There is an even balance of plain white and patterned ties with stripes being the most prevalent pattern chosen. Louis will often go with contrasting tie and t-shirt patterns that upon initial gaze will seem unappealing and mismatched but upon further inspection will have you thinking “man it really works”. His ties are the most interesting aspect of his style combining Italian play of color with American office etiquette; lots of bold paisley, striped, medallion, floral and pin-dot ties can be seen regularly switching through episodes. His tie collection at home must be a regular smorgasbord of silky smoothness.
One thing that always bothered me, despite being almost unnoticeable, was his shoes. Somehow they always look too flat and unbecoming of the kind of person Louis is and the firm he represents. I always pictured him in beautiful cap-toe monk-straps with a nice heel to make him taller but somehow his shoes just seem so out of place. I guess that’s why they don’t put a lot of emphasis on them.

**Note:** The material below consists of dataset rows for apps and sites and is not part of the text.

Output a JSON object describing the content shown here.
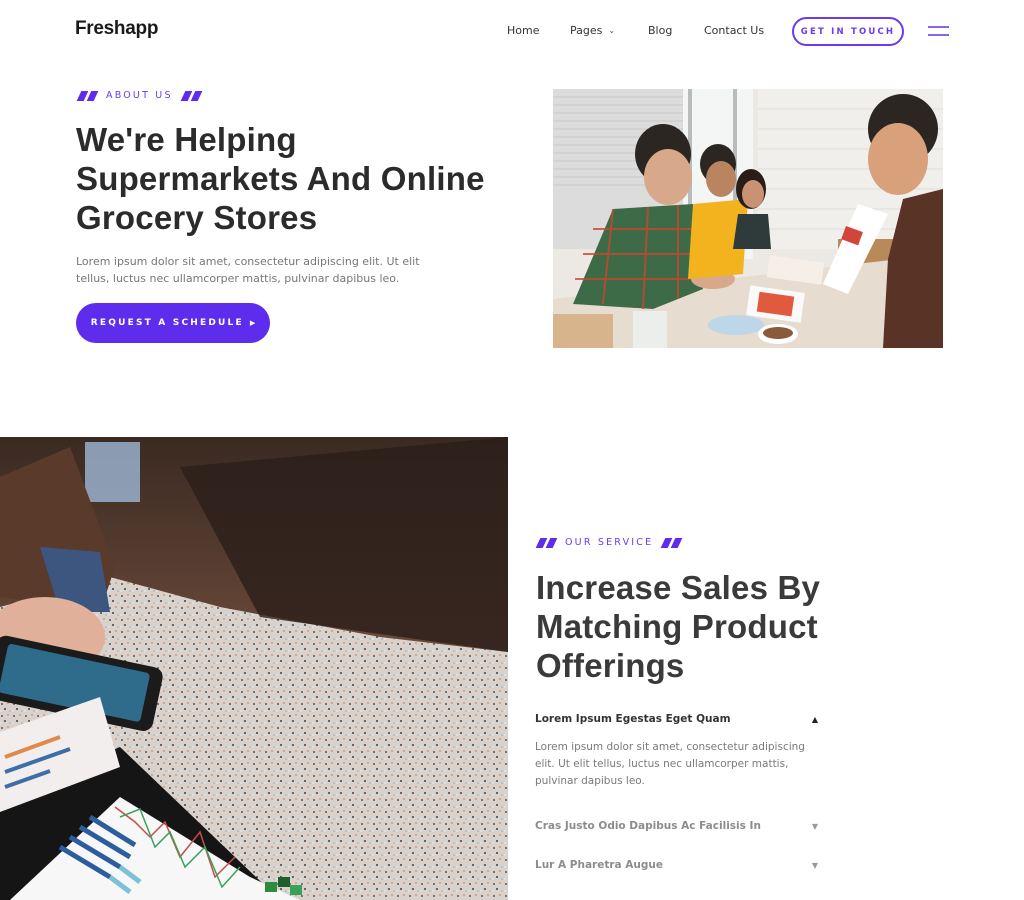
{
  "header": {
    "logo": "Freshapp",
    "nav": [
      {
        "label": "Home"
      },
      {
        "label": "Pages",
        "has_dropdown": true
      },
      {
        "label": "Blog"
      },
      {
        "label": "Contact Us"
      }
    ],
    "cta_label": "GET IN TOUCH",
    "menu_icon": "hamburger-icon"
  },
  "about": {
    "eyebrow": "ABOUT US",
    "title": "We're Helping Supermarkets And Online Grocery Stores",
    "description": "Lorem ipsum dolor sit amet, consectetur adipiscing elit. Ut elit tellus, luctus nec ullamcorper mattis, pulvinar dapibus leo.",
    "button_label": "REQUEST A SCHEDULE",
    "button_icon": "caret-right-icon",
    "image_alt": "Team of young colleagues smiling around a table reviewing app design printouts"
  },
  "service": {
    "eyebrow": "OUR SERVICE",
    "title": "Increase Sales By Matching Product Offerings",
    "image_alt": "Hand holding a smartphone over printed analytics charts on a speckled table",
    "accordion": [
      {
        "title": "Lorem Ipsum Egestas Eget Quam",
        "expanded": true,
        "body": "Lorem ipsum dolor sit amet, consectetur adipiscing elit. Ut elit tellus, luctus nec ullamcorper mattis, pulvinar dapibus leo."
      },
      {
        "title": "Cras Justo Odio Dapibus Ac Facilisis In",
        "expanded": false
      },
      {
        "title": "Lur A Pharetra Augue",
        "expanded": false
      }
    ]
  },
  "colors": {
    "accent": "#5e2ced",
    "accent_light": "#6c3bf0",
    "heading": "#2b2b2b",
    "body_text": "#777777"
  }
}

Louis goes through very little development up until maybe about the 4th season where he becomes name partner. I remember one episode in particular where he was sporting a blue suit, an emerald tie and a tie bar and I swear to Moses, I went out and bought a damn emerald tie because of that scene. The combination just had Louis oozing with power. He wanted to show everyone that he was now a part of the upper food-chain and he was there to stay. Ever since that development, Louis’s style has become significantly more “executive” for lack of a better term. Louis, while often providing plenty of comic relief, is also someone to be respected and even feared.
If I had to put Harvey up against Louis I’d have to say that I love Harvey’s cut of suit (peak lapels) but admire Louis’s sense of style (colorful and eccentric). If you combine these two together, you will definitely turn some heads no matter where you are in the moment. Louis is an eccentric and colourful character with a plethora of interests ranging from tennis to origami to the theater and ballet. He has an artistic sensibility and this reflects in his sense of dress as well as the way he presents himself.

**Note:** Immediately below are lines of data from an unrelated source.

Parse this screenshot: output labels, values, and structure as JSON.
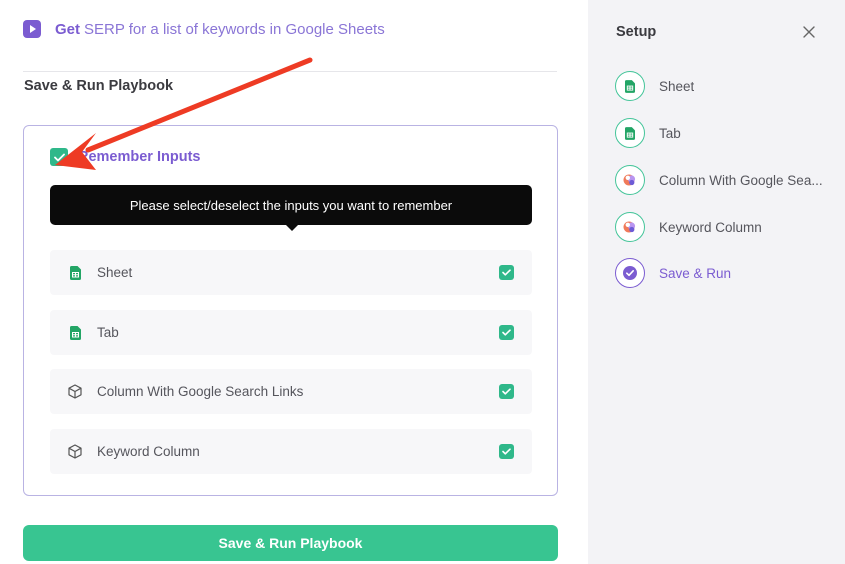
{
  "header": {
    "verb": "Get",
    "title_rest": "SERP for a list of keywords in Google Sheets",
    "icon": "play-icon",
    "accent": "#7b5cd1"
  },
  "section_title": "Save & Run Playbook",
  "remember": {
    "label": "Remember Inputs",
    "checked": true,
    "tooltip": "Please select/deselect the inputs you want to remember"
  },
  "inputs": [
    {
      "label": "Sheet",
      "icon": "google-sheets-icon",
      "checked": true
    },
    {
      "label": "Tab",
      "icon": "google-sheets-icon",
      "checked": true
    },
    {
      "label": "Column With Google Search Links",
      "icon": "cube-icon",
      "checked": true
    },
    {
      "label": "Keyword Column",
      "icon": "cube-icon",
      "checked": true
    }
  ],
  "run_button": {
    "label": "Save & Run Playbook",
    "color": "#38c591"
  },
  "sidebar": {
    "title": "Setup",
    "close_icon": "close-icon",
    "steps": [
      {
        "label": "Sheet",
        "icon": "google-sheets-icon",
        "active": false
      },
      {
        "label": "Tab",
        "icon": "google-sheets-icon",
        "active": false
      },
      {
        "label": "Column With Google Sea...",
        "icon": "bardeen-logo-icon",
        "active": false
      },
      {
        "label": "Keyword Column",
        "icon": "bardeen-logo-icon",
        "active": false
      },
      {
        "label": "Save & Run",
        "icon": "check-circle-icon",
        "active": true
      }
    ]
  }
}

Let’s sum up Louis’s style to get the basics down:
- Prefers Italian style tailoring, very tapered chest and waist, strong shoulders, along the lines of Zegna, Brioni and Canali

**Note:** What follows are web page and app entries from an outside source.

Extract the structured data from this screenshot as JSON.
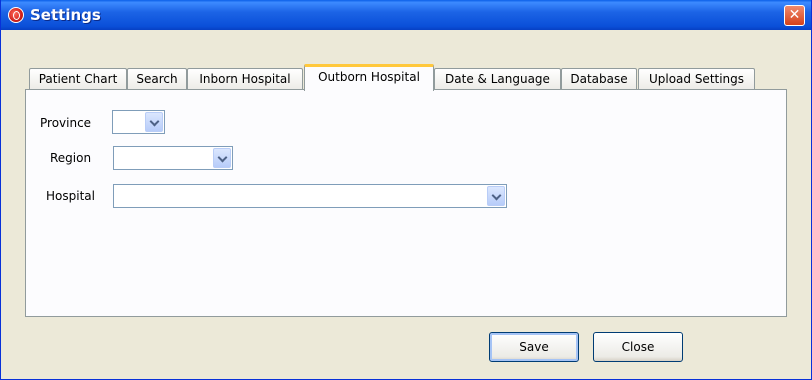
{
  "window": {
    "title": "Settings",
    "close_glyph": "✕"
  },
  "tabs": [
    {
      "label": "Patient Chart"
    },
    {
      "label": "Search"
    },
    {
      "label": "Inborn Hospital"
    },
    {
      "label": "Outborn Hospital"
    },
    {
      "label": "Date & Language"
    },
    {
      "label": "Database"
    },
    {
      "label": "Upload Settings"
    }
  ],
  "active_tab": "Outborn Hospital",
  "form": {
    "province_label": "Province",
    "province_value": "",
    "region_label": "Region",
    "region_value": "",
    "hospital_label": "Hospital",
    "hospital_value": ""
  },
  "buttons": {
    "save": "Save",
    "close": "Close"
  },
  "colors": {
    "titlebar": "#0a4fd8",
    "active_tab_highlight": "#ffc83c",
    "close_button": "#d5411a"
  }
}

- Adds a bit of dapperness by going for checked, windowpane and striped suits
- Has his pants hemmed a little too short for the office, barely reaching down to his shoe
- Shows plenty of variety in terms of shirts, ranging from crisp white to bold bengal stripes, always with a flat, french collar (collar pins removed)
- Lots of colourful ties with bold patterns such as paisley or medallion
- My own recommendation but add a pair of dark brown or black double monk-straps for shoes
That basically gives you the boogie down on what it’s like to dress like our good friend Louis Litt. I love his style, I really do and he brings a sense of excitement to the office. I know that if I worked there, in between being scared shitless of him, I’d always be looking forward to see what he’s going to wear next. I hope you enjoyed this post and it helped you understand, in a bit more detail, how to replicate Mr. Litt’s style. It’s definitely worth replicating, seeing as it’s not as aggressive and I dare say “cocky” as Harvey’s style, thus more recommended for an office environment. People will just respect you for the way you dress. Thanks again for reading!
Love, light and style,
Blue Suit in Super 110s from Suit Supply
White Herringbone Twill Shirt from T. M. Lewin
Paisley Print Tie from Brioni
Gancini & Medallion Pocket Square from S. Ferragamo
Brown Double Monk Strap “Turin” from Crownhill Shoes